I remember the day I first noticed it. It was some time in first year. Past the first terrifying and wonderful months away from home, I'd taken to walking. People underestimate walking. I'm not talking here about hiking, although I am starting to understand why people like that. I'm talking just walking around. Walking gives you time to think and time to notice things. It's a way to interact with a place not just the people. It's a way to start turning a foreign space into home. I suppose there was also the value of being off campus for a while. In the early days, the artificial, ivory tower world of university life felt unreal and claustrophobic. Walking through other areas of Grahamstown and along suburban streets was a way to see ordinary people living ordinary lives, to be reminded that all that I knew hadn't ended just because I had left it behind. All these years later, I still feel that way when I walk. It's a way to see there are things still the same no matter what has changed in you.
I would often walk on the weekends, particularly on weekend mornings when everyone else was still asleep. The campus world tended to be relatively quiet then and it felt natural to step away from it and visit the reality of the town. This day was a weekday, though. There were days when I had very few lectures or only had lectures early or late, so I had lots of time to kill. I don't remember what the exact set-up was but it was probably one of those days. Weekday mornings are a wonderful time to wander because things are peaceful. Everyone else in the world is at work or school or going about their usual business. In the gardens, gardeners are weeding and planting and sometimes a maid hanging out the washing but there are very few cars on the street and no-one is rushing.

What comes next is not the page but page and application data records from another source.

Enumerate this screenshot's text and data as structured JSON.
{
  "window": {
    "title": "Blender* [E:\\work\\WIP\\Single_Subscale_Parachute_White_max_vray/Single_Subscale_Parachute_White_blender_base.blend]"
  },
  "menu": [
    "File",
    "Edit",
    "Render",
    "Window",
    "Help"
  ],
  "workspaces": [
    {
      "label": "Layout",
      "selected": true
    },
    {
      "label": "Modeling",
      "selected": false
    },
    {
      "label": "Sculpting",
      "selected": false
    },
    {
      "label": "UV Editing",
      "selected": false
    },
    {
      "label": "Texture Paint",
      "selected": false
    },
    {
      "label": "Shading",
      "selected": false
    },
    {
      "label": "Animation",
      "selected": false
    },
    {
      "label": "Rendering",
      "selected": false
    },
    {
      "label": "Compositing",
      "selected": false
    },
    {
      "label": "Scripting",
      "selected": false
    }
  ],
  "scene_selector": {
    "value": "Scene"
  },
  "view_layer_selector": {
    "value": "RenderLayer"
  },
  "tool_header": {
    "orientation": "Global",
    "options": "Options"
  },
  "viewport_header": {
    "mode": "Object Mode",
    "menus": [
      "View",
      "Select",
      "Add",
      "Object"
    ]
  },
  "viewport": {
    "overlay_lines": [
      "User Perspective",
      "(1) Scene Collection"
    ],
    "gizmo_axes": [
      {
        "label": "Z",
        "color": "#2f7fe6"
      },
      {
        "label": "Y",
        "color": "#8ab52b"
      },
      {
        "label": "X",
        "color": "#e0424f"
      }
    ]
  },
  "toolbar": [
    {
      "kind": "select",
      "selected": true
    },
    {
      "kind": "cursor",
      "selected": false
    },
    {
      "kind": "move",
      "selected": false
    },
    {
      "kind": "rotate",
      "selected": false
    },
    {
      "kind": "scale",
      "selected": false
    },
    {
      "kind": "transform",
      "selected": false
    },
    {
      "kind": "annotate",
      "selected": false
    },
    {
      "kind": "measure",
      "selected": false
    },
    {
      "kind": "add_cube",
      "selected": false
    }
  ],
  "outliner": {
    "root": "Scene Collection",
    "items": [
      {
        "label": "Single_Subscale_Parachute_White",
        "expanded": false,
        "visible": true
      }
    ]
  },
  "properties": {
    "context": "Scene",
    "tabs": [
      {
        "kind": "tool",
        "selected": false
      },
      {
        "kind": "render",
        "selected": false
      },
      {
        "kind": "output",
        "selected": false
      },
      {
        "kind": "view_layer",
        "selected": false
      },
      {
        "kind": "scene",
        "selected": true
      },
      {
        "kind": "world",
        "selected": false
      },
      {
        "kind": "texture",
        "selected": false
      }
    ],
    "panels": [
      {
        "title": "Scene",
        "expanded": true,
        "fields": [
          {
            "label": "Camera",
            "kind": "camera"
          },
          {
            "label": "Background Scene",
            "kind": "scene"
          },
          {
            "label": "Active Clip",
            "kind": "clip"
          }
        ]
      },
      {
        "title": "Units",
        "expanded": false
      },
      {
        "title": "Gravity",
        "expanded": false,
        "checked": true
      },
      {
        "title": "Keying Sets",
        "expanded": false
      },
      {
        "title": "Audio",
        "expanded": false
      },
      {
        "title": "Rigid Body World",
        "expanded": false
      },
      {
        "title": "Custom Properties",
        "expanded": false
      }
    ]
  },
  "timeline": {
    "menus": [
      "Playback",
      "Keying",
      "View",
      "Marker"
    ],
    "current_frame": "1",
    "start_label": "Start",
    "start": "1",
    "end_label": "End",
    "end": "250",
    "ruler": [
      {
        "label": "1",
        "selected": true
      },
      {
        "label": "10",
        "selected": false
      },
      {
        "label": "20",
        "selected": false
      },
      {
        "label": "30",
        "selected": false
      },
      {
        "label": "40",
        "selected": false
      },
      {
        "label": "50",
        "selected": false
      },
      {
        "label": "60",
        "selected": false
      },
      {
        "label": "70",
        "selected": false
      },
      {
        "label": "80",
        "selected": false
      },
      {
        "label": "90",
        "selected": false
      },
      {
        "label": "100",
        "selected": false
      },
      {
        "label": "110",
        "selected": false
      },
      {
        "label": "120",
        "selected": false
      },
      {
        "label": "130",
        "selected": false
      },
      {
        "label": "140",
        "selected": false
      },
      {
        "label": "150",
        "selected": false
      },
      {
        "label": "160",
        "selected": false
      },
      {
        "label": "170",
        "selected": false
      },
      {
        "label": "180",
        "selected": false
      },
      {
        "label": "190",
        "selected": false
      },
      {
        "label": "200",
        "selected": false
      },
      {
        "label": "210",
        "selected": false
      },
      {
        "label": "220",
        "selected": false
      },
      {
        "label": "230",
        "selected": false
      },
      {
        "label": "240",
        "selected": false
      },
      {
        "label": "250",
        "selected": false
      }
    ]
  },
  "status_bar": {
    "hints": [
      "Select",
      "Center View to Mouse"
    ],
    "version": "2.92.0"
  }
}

I had walked up towards St Andrews and then back down to African street and along towards what I would come to know and love in later years as the Village Green (although I hear that even that has now moved). I went past Oatlands Prep and up Oatlands Road (which I would also know later when I younger sister lived there). Perhaps it was a sound or a smell or the peacefulness of the place, perhaps something did happen. I don't know. But all of a sudden I found myself heaving a deep breath and filled with a sense of relief and home. I was walking through a not-very-well-maintained park, with trees and winter-dry grass and flower-beds with the occasional spindly daisy when I realised that the soil, the red, dusty clay, felt familiar. 'Felt' is a clumsy word. Not felt in tactile sense. Felt in the sense of an overwhelming feeling that it was familiar, that I had known it before, that it was mine. That it was home.
I hadn't travelled very far from home for University, something that, having now experienced real distance, I'm rather grateful for. But it wasn't that home I was thinking of. It didn't feel like the little town I'd been living in. It was deeper than that, older than that. I sat in that park for a long time trying to understand what I was feeling before it occurred to me that the photos of my very early childhood, the photos of the place where I was born all have the same kind of dusty red sand.
Perhaps there was some wordless early memory of living with the red earth, the red dust. Perhaps I just recognised it from the photos. Or perhaps it just happened to be the moment when I finally felt that this town had become home. I hold onto that moment. There have been others like it, in other places, at other times. Some of them have been equally precious. But none has been as tangible and none is as central to my concept of home as that red sand. None is so strong that I can close my eyes and return in an instant, to the sights and sounds and the smell of red dust. I have tried to capture it many times but I can't. The earth doesn't wish to be captured, to be put on paper. You can't take it with you. As if the red earth is the guarantee that no matter how far you wander, you will always, always return.